Today's Salem News reports that the city will file a "statement of interest" with the Massachusetts School Building Authority (MSBA), the first step in a process that Mayor Scanlon says will replace Briscoe Middle School with "the middle school of the future" at the site of the former Memorial Middle School on Cabot Street.

The middle school has been a major topic throughout the Mayoral campaign, with both Scanlon, and challenger Mike Cahill, agreeing that the project should be at the top of major initiatives for the city.

According to the News report:
Mayor Bill Scanlon told the School Committee Wednesday night that he will file a "statement of interest" with the Massachusetts School Building Authority seeking a state grant to help pay for the project, which has been estimated at $33 million.

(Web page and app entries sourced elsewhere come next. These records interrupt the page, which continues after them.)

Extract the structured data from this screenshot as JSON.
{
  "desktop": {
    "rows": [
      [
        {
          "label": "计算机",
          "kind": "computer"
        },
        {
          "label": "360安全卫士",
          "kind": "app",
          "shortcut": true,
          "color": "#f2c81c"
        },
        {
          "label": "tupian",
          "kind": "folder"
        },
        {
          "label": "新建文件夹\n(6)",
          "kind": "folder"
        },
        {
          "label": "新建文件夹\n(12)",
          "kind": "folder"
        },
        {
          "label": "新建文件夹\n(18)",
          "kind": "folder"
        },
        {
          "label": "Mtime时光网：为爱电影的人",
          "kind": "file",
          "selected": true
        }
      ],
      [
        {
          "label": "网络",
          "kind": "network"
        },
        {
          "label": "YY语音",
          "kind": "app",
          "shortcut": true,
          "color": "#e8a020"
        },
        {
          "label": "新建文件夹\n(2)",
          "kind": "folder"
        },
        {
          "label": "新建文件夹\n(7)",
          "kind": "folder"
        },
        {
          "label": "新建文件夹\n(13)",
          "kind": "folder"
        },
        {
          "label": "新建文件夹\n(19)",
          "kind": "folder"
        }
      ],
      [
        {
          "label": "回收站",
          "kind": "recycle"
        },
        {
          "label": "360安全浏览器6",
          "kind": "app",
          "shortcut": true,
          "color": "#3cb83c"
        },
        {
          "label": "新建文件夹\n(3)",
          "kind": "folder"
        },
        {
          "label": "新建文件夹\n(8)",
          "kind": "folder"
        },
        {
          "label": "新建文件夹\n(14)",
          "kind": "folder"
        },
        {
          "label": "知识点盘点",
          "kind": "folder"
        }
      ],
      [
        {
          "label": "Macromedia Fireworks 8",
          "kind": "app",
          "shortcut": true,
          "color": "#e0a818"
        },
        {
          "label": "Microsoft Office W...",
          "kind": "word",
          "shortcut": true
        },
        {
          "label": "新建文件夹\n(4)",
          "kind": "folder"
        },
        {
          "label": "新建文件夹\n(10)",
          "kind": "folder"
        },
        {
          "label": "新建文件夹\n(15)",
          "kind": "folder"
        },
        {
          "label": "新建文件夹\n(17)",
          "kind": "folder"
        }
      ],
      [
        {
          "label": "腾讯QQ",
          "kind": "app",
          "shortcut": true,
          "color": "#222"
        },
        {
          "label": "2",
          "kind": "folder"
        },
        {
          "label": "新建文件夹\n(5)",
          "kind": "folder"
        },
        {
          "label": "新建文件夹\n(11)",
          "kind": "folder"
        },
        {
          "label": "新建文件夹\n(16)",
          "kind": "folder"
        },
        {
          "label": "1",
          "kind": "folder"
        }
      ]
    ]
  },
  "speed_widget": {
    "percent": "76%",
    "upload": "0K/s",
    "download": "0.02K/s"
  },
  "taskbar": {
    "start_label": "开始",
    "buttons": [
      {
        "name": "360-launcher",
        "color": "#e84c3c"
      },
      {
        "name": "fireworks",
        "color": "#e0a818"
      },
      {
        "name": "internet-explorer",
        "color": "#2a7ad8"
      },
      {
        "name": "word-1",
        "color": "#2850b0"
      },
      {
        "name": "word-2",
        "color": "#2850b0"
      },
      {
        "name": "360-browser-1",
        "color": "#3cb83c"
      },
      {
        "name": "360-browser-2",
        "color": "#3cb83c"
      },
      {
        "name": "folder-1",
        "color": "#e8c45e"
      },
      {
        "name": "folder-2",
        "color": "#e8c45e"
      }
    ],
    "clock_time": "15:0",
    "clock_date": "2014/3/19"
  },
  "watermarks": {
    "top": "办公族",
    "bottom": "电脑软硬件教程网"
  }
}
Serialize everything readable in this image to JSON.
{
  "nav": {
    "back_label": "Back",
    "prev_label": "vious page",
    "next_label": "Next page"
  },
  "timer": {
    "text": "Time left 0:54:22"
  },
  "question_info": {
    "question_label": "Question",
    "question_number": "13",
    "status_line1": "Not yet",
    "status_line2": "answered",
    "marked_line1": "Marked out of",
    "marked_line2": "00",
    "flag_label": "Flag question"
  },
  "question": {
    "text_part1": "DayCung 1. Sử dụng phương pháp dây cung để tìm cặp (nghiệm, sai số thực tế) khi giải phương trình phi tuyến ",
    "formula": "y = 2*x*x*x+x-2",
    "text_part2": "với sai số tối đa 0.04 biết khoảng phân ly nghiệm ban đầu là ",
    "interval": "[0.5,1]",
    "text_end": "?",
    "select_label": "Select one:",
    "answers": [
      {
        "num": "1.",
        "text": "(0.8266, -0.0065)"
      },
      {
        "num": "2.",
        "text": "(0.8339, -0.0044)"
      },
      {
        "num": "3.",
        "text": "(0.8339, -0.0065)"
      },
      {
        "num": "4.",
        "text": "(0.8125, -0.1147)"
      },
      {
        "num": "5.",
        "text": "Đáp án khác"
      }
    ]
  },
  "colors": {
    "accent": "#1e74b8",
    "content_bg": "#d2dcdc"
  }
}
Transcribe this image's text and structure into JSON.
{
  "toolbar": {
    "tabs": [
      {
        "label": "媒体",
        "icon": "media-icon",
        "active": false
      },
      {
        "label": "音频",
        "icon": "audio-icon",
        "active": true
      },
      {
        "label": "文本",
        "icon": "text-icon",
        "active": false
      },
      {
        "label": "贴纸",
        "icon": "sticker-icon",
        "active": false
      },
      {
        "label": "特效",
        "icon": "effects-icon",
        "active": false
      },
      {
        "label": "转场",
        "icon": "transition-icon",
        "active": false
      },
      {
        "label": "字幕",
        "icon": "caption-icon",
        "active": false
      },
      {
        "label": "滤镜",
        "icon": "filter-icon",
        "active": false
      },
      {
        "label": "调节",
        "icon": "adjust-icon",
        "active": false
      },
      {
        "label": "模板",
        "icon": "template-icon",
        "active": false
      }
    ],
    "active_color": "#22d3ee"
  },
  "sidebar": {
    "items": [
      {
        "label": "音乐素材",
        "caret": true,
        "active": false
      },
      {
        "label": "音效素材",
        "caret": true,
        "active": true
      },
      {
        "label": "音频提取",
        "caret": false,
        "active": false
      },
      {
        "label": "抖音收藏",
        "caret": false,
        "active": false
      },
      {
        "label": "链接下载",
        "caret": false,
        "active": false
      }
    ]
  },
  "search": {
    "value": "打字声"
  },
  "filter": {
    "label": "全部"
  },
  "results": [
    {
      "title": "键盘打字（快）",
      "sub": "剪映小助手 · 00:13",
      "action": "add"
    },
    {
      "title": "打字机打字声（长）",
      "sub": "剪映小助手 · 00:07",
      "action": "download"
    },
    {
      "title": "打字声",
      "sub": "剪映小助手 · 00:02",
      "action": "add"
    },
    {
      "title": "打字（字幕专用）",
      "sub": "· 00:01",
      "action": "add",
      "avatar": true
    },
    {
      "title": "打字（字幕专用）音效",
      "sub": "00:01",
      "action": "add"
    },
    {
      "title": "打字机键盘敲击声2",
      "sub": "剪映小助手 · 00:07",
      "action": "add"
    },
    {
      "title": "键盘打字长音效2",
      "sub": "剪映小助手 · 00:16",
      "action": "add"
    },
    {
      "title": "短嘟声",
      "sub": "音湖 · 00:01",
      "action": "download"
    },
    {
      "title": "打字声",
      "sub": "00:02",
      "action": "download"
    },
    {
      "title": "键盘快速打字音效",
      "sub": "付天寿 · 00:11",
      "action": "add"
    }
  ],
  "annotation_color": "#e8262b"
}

The plans call for the expansion and renovation of the Memorial Building on Cabot Street into what Scanlon called "the middle school of the future." Scanlon said the MSBA began accepting new applications for school building projects on Oct. 3, and the city plans to submit its statement by the Jan. 11 deadline. 
The Memorial site is seen as the preferable location for the renovated school, not just because the existing building is newer than Briscoe, but because the overall site encompasses 17-acres compared to Briscoe's six, allowing for a much more expansive "campus." 

When the city's two middle schools were combined as a cost-cutting move in 2005, Briscoe was chosen because it was the larger of the two buildings. But the move was seen as temporary because the 100-year old building is, according to school committee member Paul Manzo, "a building that's way beyond its use."

In addition to whatever money can be secured from MSBA, Scanlon says that the city can now afford to finance its share of the project because it is close to retiring the debt from the elementary school renovation projects that were completed in the '90s.